Later, in response to a question from Walker, O’Rourke addressed criticism he’s received from an interview in Vanity Fair, in which he seemed flippant when discussing his wife’s role as primary caregiver for their three children.
“It’s valid criticism, it’s constructive criticism. It’s already made me a better candidate,” he said.
But I’ll be make more thoughtful going forward, in the way I talk about our marriage and also in the way that the truth of the criticism that I have enjoyed white privilege. Absolutely, undeniable. As I’ve shared with others, it certainly became a topic of conversation.
I have been arrested twice in my life. One [time] for attempted criminal trespass, and another [another time for the] more graver offense of driving while intoxicated. Those mistakes didn’t end up defining me or narrowing my options in life. And it’s not because I’m a great person or a genius or I’ve figured anything out. A lot of it has to do with the fact that I’m a white man. That I had parents who had the cash to post bail at the time. A lot of people don’t have that. And I don’t think I really recognized or understood that until I met those people, talked to their families, understood better from the experience of others how this criminal justice system works and how it doesn’t work in this country.
In the most recent Iowa Poll, conducted before O’Rourke announced his presidential run, the 46-year-old Texan place fifth out of the 20 declared and potential candidates Iowans likely to attend the Democratic caucuses were asked to choose from.
Of course, polls this early in the election season tend to only reflect name recognition, but in discussing his Senate run in Texas, O’Rourke said he started with virtually no statewide name recognition.

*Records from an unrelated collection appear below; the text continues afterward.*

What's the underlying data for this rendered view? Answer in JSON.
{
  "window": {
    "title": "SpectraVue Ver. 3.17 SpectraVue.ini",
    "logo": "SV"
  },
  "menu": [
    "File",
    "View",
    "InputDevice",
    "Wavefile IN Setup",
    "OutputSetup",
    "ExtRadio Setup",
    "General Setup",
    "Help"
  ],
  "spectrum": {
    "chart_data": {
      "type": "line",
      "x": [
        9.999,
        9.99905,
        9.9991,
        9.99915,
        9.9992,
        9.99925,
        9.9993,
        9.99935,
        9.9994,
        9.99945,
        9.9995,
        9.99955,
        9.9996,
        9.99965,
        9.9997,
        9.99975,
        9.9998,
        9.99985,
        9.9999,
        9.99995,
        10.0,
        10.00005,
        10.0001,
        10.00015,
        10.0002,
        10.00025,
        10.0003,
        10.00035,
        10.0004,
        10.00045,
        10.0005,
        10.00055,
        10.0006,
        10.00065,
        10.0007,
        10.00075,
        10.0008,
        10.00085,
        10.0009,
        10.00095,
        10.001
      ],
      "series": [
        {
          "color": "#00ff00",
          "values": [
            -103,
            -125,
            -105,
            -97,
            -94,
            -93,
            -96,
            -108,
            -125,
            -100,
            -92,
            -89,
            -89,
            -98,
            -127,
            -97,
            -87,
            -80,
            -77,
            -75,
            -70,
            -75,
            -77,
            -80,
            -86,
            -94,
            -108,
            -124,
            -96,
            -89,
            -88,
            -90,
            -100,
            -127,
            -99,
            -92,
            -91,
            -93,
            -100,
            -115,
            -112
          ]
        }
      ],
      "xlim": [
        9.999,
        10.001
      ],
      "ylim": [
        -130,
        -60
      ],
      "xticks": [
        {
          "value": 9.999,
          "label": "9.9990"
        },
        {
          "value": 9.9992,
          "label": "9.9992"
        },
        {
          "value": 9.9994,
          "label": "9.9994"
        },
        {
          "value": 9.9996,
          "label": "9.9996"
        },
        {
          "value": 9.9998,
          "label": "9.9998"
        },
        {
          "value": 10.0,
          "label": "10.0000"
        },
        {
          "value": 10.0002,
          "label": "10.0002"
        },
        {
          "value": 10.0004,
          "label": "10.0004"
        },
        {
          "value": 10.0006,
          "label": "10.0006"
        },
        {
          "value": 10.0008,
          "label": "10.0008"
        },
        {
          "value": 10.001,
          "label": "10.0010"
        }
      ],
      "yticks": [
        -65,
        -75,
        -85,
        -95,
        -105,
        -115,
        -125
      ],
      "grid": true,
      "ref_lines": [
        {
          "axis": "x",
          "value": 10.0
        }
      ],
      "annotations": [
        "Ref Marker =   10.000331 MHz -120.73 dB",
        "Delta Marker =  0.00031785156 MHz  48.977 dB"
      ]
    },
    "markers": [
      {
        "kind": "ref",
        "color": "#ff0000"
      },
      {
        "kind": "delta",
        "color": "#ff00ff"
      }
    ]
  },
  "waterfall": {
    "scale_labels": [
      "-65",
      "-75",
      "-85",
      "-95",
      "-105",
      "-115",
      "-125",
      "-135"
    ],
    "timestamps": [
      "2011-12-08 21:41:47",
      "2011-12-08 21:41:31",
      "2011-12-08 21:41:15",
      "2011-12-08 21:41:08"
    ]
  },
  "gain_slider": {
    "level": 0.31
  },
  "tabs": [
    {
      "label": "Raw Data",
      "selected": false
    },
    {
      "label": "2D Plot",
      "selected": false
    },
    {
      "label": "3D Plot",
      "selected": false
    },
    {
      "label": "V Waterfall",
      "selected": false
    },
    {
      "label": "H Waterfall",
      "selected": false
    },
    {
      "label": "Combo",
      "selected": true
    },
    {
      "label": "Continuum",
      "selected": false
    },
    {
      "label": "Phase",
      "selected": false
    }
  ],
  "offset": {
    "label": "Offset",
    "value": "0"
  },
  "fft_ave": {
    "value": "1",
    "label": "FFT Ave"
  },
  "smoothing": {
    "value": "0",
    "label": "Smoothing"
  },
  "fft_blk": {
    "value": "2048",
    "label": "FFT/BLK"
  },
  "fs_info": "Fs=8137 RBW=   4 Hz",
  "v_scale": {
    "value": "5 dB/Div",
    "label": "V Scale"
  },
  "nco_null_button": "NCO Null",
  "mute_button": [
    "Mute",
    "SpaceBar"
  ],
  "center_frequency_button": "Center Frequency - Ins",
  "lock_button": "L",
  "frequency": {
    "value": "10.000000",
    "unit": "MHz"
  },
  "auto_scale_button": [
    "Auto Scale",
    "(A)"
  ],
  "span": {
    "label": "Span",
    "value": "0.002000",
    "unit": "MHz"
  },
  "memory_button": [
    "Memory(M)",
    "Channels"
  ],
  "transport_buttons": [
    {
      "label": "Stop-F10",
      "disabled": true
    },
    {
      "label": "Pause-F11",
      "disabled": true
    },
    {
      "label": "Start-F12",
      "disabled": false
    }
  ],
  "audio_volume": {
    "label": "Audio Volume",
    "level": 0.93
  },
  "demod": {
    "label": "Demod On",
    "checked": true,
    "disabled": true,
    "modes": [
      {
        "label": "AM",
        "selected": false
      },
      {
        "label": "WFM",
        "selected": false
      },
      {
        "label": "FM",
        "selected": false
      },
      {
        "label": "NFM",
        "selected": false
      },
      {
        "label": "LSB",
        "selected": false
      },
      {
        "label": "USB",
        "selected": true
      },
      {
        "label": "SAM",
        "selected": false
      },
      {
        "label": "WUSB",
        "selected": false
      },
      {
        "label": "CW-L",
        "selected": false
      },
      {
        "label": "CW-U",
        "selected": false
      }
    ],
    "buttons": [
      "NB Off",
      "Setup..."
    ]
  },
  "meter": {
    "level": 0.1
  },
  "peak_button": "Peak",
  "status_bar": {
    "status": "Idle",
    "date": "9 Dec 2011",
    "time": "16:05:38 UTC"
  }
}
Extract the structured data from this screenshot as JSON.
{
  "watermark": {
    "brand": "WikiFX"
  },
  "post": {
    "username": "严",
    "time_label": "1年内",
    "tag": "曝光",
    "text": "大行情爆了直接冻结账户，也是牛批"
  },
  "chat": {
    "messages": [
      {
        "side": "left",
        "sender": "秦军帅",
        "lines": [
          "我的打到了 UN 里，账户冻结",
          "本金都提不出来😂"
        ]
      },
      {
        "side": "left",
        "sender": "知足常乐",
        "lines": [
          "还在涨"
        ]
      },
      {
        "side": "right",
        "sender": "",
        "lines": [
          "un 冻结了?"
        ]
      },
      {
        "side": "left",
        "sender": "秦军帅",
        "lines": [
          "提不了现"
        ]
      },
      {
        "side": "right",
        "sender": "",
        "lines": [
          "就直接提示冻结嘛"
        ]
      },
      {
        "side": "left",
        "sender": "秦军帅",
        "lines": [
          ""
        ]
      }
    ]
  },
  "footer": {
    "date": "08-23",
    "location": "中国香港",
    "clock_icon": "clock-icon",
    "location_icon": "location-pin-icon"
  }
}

During the campaign, O’Rourke broke the previous fundraising record for a Senate candidate (he raised approximately $80 million) and ended up losing to the incumbent Cruz by 2.5 percent of the vote.
O’Rourke said he would use the lessons he learned in his Senate run — especially the importance of reaching out to all voters, regardless of how likely they were to support him — to guide his presidential campaign.
“I want to bring my capacity to lead, to bring people together, to ensure this very divided, highly polarized, extremely partisan country is able to unify around the challenges and opportunities before us,” he said.
Editor’s note: Little Village was a media partner for the March 15, 2019 ‘Political Party Live’ podcast.